Hog prices in October continued upward from the improvements in September, getting as high as $78/cwt and putting producers in an excellent margin situation, making double-digit profits. This was a welcomed scenario to growers after 11 of the prior 12 months in the red. The stronger hog valuations were a direct result of this summer's backlog of hogs now through the queue just before September started, and a tightening of the herd through thinning the piglet supply ahead of the summer with those hogs coming to market now. Harvest levels the last seven weeks are trailing slightly below last year, on a par to last year, at best, when the hog & pigs inventory report suggested more than 6% over last year would be available now. The tightened hog supply is helping to keep producers in good margin for now, and should continue to do so for the remainder of 2020. As 2021 comes into view, the next round of hogs to market is expected to be at a decrease of more than 3.5% from the start of 2020, and will help to further support hog valuations and the subsequent margin component for producers, keeping them motivated in the marketplace.
Hams: Ham prices were volatile last week, with mixed results, all on the final plays for product positioning going into the upcoming holiday. Last week was likely the last for any degree of strength, but nothing major materialized, as labor was likely not there to process all the hams coming through the harvest, which kept product moving. Do not look for price increases this week, as time is eroding to get hams through the smokehouses before Thanksgiving. Look for easing the next two weeks, albeit more akin to softness without breaking down. Hams will be on the offensive again coming out of the Thanksgiving holiday for year-end holiday preparedness, but new highs are not expected. Hams should not eclipse $80, on average, the remainder of the year even if there is any unexpected strength.

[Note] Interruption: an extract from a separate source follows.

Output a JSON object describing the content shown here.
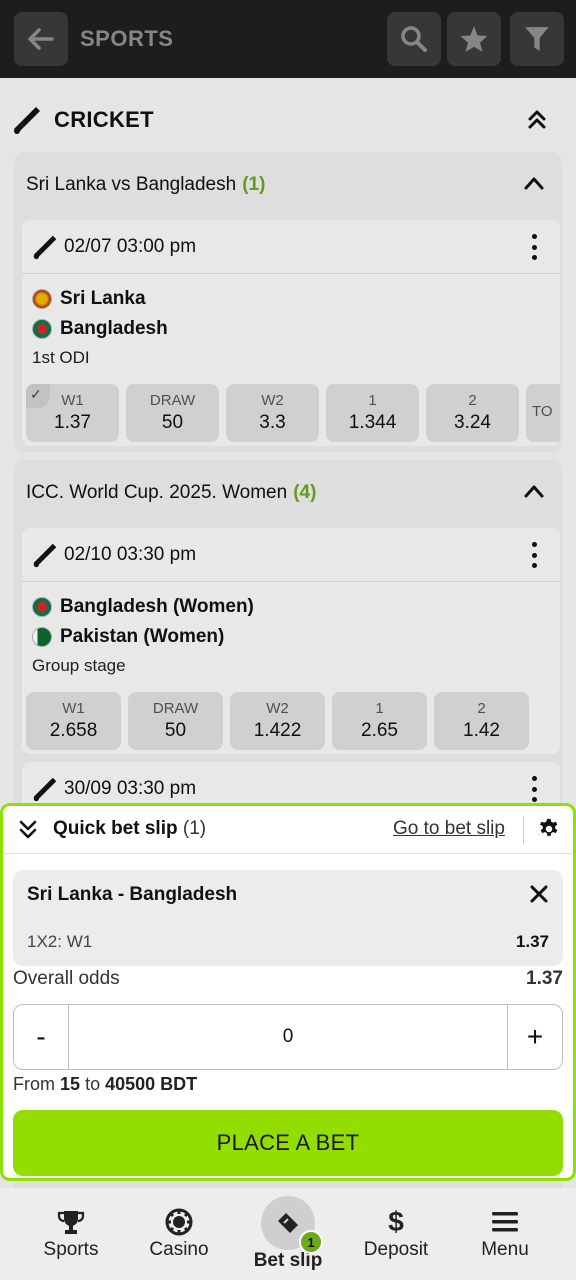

When hams can no longer get processed for Christmas or New Years' delivery, expect successive weakness in the complex.
Bellies: Overall belly values continued lower last week, but certainly slowing from the prior two weeks of aggressive price reset. At a price point well below last year and the average, the $100 level represents an inability for extra bacon processing at the moment, in the final throws of labor for the Thanksgiving holiday preparedness at processing plants as the present focus. Extra bellies that cannot get processed right now are clearing the market, and they are certainly at a price point typical of seeing cold storage intent. Bellies can go into rotation in December at $115, a few weeks earlier at just above $100 is plausible right now. Bellies are not likely aggressively risk higher in the next five weeks, as harvest levels still have not peaked yet for this season. .
Butts: Butts continued to find buying interest off the lows from two weeks ago, when they became the value play, and yet in the upper $80s are still a 5% discount to last year. Butts are likely to see some featuring at retail over the next two months and will be a preferred option over bone-in and boneless loins. Without a strong cold storage rotation at this time of year expected yet for butts, the consistent volumes should keep butts on the lower end of the current spectrum, not forecast to get above $100, unless China steps in stronger than expected during December. Prices are not expected to retrace to the recent lows below $80. Anything in the low $80s for the next two weeks should be considered a favorable price point, but may not happen.
Ribs: Spareribs were sideways last week, with a slight degree of support and interest as buyers ensure product for the upcoming holiday in two weeks. This will keep extra product relatively tight for the short term, and any easing that was in play will take the backseat for now. Post-holiday, there should be some additional easing on the spareribs, along with the entire rib complex, as the consistent harvest levels stay ahead of fresh demand. The low levels in cold storage will warrant rotation and a desire to put ribs away, which will support the rib complex from major easing or significant price breakdown. Ribs could ease 10-12%, at best. from current levels the first two weeks of December. Do not look for huge price increases anytime soon.
Trim: Fat pork trim continued easing last week, because of the consistent harvest levels the last few weeks, with lower volumes of fat trimmings required in product formulations, compared with lean trimmings. The majority of the seasonal price reset is complete over the last five weeks now. Lean trimmings are subject to fresh-only demand at this time of year, and while processing for sausage product is currently strong, the hogs are slightly fattier this season and harvest levels are at their seasonal peak over the next four or five weeks. There is limited, if any, upward price risk, with the forecast expecting minor easing from here over the next six weeks, just holding above the five-year average.